Owning a Pet Can Help Kids with Down Syndrome

article provided by The 6th Degree Media

Pets can make life more fun for everyonePets are a wonderful addition to any household. They provide companionship, give us a sense of purpose and drive, and always seem to find a way to make us laugh when we need it most. For children with Down syndrome, they can be particularly beneficial.

It’s estimated that as many as 3,000 to 5,000 children are born every year with this condition. And while our understanding of Down syndrome is still growing, one thing seems clear: Like most children, many kids with disabilities love the friendship of animals. In this short guide, we’ll assess four reasons why owning a pet can provide a host of positives to kids and parents alike. From boosting confidence to helping with the daily hurdles of life, here are four factors to keep in mind.

Pets Boost Confidence & Responsibility

Owning a pet provides a child with a sense of responsibility that is hard to parallel with anything else. While they probably shouldn’t have total autonomy over the raising of your fluffy family member, it’s important to encourage kids to take an active role in nurturing routines—even the mundane ones like feeding and grooming.

This newfound sense of purpose will have the natural byproduct of boosting their confidence levels.

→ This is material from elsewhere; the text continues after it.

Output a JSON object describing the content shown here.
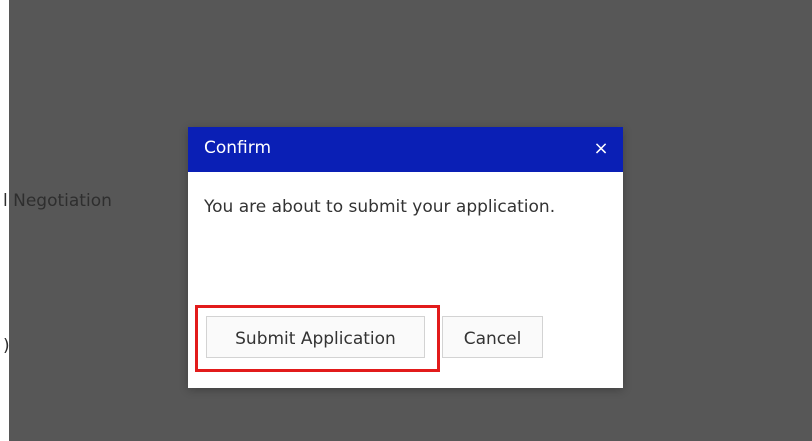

Kids with disabilities are often told what they can’t do, rather than what they can. In this instance, you’re providing them with a platform to prove to you, and to themselves, how capable they are.

Service Dogs Help in More Ways Than One

Pets can sometimes double-up as more than just a cute member of the household. Service animals, particularly dogs, can be really beneficial to kids with Down syndrome whose abilities require the help.

Surprisingly, less than 1% of Americans with a disability currently live with a service dog. While they’re far from a necessity for everyone with accessibility requirements, having a service animal at home can provide support with day-to-day tasks we sometimes take for granted.

Companionship on Tough Days

We all have tricky days. Life sometimes throws hurdles at us that we don’t see coming, and it can be hard to navigate them as effectively as we would like. That challenge is all the more demanding for kids.

Having a pet to cuddle up to, act as a shoulder to cry on, or even just sit and spend time with, will serve as a welcome distraction from whatever issues they’re facing. While it won’t totally negate the problem, it will go a long way to helping.

Mental Wellbeing Improves

Pets go beyond just being there for you in the moment. Studies consistently reveal how much of an impact they have on our core mental health. One recent report highlighted how 94% of pet owners said their furry friend made them feel happy, while as many as 84% cited them as having a genuinely positive impact on their overall mental health.

What’s more, outdoor pets also encourage us to get up and be more active. This will have the knock-on effect of improving both physical and mental health. It’s a win-win.

Introducing a pet into the household of someone with Down syndrome could have a hugely positive impact on everyone in the home. Most important of all, be sure to talk to your child about the decision before acting. While they’ll probably be in favor of it, it’s better for everyone to be part of this life-enhancing decision.